* Problem description *
Every line in the records below that holds the word "status" is to be copied.

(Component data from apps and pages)
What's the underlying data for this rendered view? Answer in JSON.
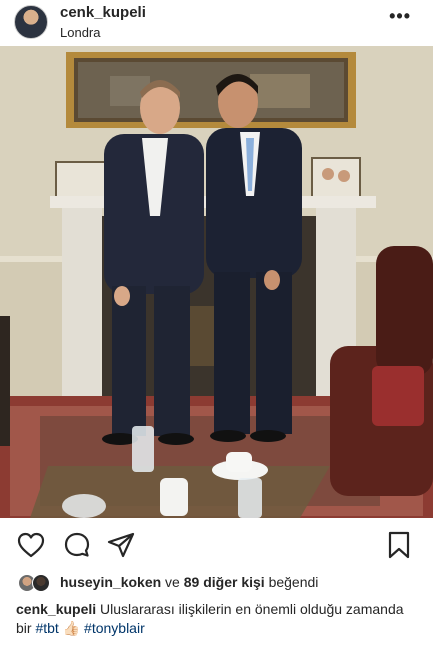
{
  "post": {
    "username": "cenk_kupeli",
    "location": "Londra",
    "more_label": "•••"
  },
  "icons": {
    "like": "heart-outline-icon",
    "comment": "comment-bubble-icon",
    "share": "paper-plane-icon",
    "save": "bookmark-outline-icon"
  },
  "likes": {
    "liker": "huseyin_koken",
    "connector": "ve",
    "others": "89 diğer kişi",
    "suffix": "beğendi"
  },
  "caption": {
    "author": "cenk_kupeli",
    "text": "Uluslararası ilişkilerin en önemli olduğu zamanda bir",
    "hashtag1": "#tbt",
    "emoji": "👍🏻",
    "hashtag2": "#tonyblair"
  },
  "colors": {
    "text": "#262626",
    "hashtag": "#003569",
    "background": "#ffffff"
  }
}
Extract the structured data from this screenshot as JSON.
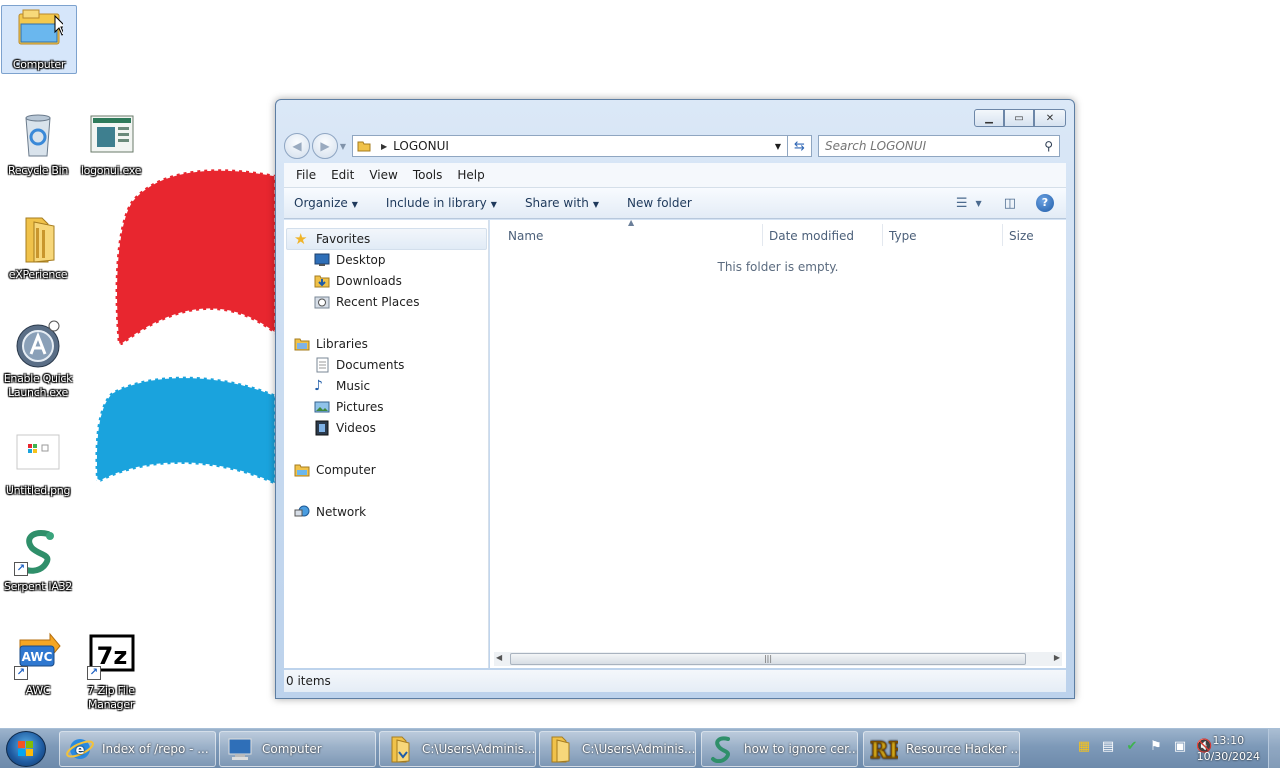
{
  "desktop": {
    "icons": [
      {
        "label": "Computer",
        "icon": "computer-icon"
      },
      {
        "label": "Recycle Bin",
        "icon": "recycle-bin-icon"
      },
      {
        "label": "logonui.exe",
        "icon": "exe-file-icon"
      },
      {
        "label": "eXPerience",
        "icon": "folder-icon"
      },
      {
        "label": "Enable Quick Launch.exe",
        "icon": "quick-launch-icon"
      },
      {
        "label": "Untitled.png",
        "icon": "image-file-icon"
      },
      {
        "label": "Serpent IA32",
        "icon": "serpent-icon"
      },
      {
        "label": "AWC",
        "icon": "awc-icon"
      },
      {
        "label": "7-Zip File Manager",
        "icon": "sevenzip-icon"
      }
    ]
  },
  "window": {
    "address_crumb": "LOGONUI",
    "search_placeholder": "Search LOGONUI",
    "menu": [
      "File",
      "Edit",
      "View",
      "Tools",
      "Help"
    ],
    "toolbar": {
      "organize": "Organize",
      "include_in_library": "Include in library",
      "share_with": "Share with",
      "new_folder": "New folder"
    },
    "nav": {
      "favorites": "Favorites",
      "desktop": "Desktop",
      "downloads": "Downloads",
      "recent_places": "Recent Places",
      "libraries": "Libraries",
      "documents": "Documents",
      "music": "Music",
      "pictures": "Pictures",
      "videos": "Videos",
      "computer": "Computer",
      "network": "Network"
    },
    "columns": {
      "name": "Name",
      "date_modified": "Date modified",
      "type": "Type",
      "size": "Size"
    },
    "empty_message": "This folder is empty.",
    "status": "0 items"
  },
  "taskbar": {
    "tasks": [
      {
        "label": "Index of /repo - ...",
        "icon": "internet-explorer-icon"
      },
      {
        "label": "Computer",
        "icon": "computer-icon"
      },
      {
        "label": "C:\\Users\\Adminis...",
        "icon": "folder-icon"
      },
      {
        "label": "C:\\Users\\Adminis...",
        "icon": "folder-icon"
      },
      {
        "label": "how to ignore cer...",
        "icon": "serpent-icon"
      },
      {
        "label": "Resource Hacker ...",
        "icon": "resource-hacker-icon"
      }
    ],
    "clock": {
      "time": "13:10",
      "date": "10/30/2024"
    }
  },
  "colors": {
    "wallpaper_red": "#e8262f",
    "wallpaper_blue": "#1aa3dd",
    "taskbar": "#7d99b8"
  }
}
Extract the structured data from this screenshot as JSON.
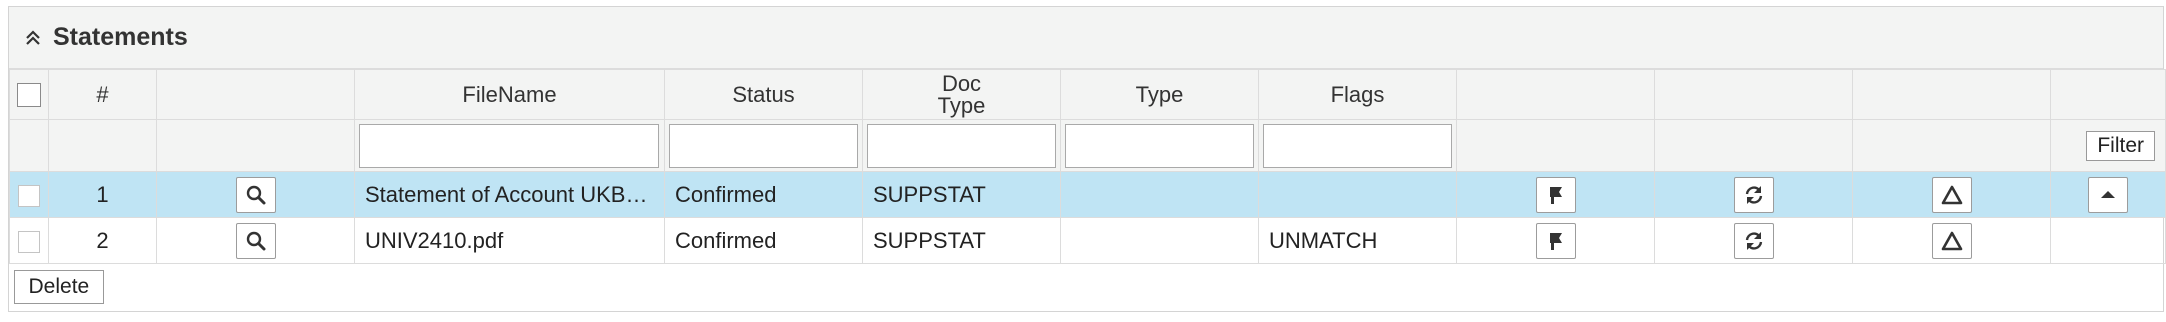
{
  "panel": {
    "title": "Statements"
  },
  "columns": {
    "num": "#",
    "filename": "FileName",
    "status": "Status",
    "doctype_line1": "Doc",
    "doctype_line2": "Type",
    "type": "Type",
    "flags": "Flags"
  },
  "filter": {
    "filename": "",
    "status": "",
    "doctype": "",
    "type": "",
    "flags": "",
    "button_label": "Filter"
  },
  "rows": [
    {
      "num": "1",
      "filename": "Statement of Account UKB…",
      "status": "Confirmed",
      "doctype": "SUPPSTAT",
      "type": "",
      "flags": "",
      "selected": true
    },
    {
      "num": "2",
      "filename": "UNIV2410.pdf",
      "status": "Confirmed",
      "doctype": "SUPPSTAT",
      "type": "",
      "flags": "UNMATCH",
      "selected": false
    }
  ],
  "footer": {
    "delete_label": "Delete"
  },
  "icons": {
    "collapse": "chevron-double-up-icon",
    "view": "magnifier-icon",
    "route": "flag-icon",
    "refresh": "refresh-icon",
    "warn": "triangle-icon",
    "sort": "caret-up-icon"
  },
  "colors": {
    "header_bg": "#f3f4f3",
    "selected_row_bg": "#bfe4f4",
    "border": "#dcdcdc"
  }
}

* Response area *
    "status": "0 items"
    "status": "Status",
    "status": "",
      "status": "Confirmed",
      "status": "Confirmed",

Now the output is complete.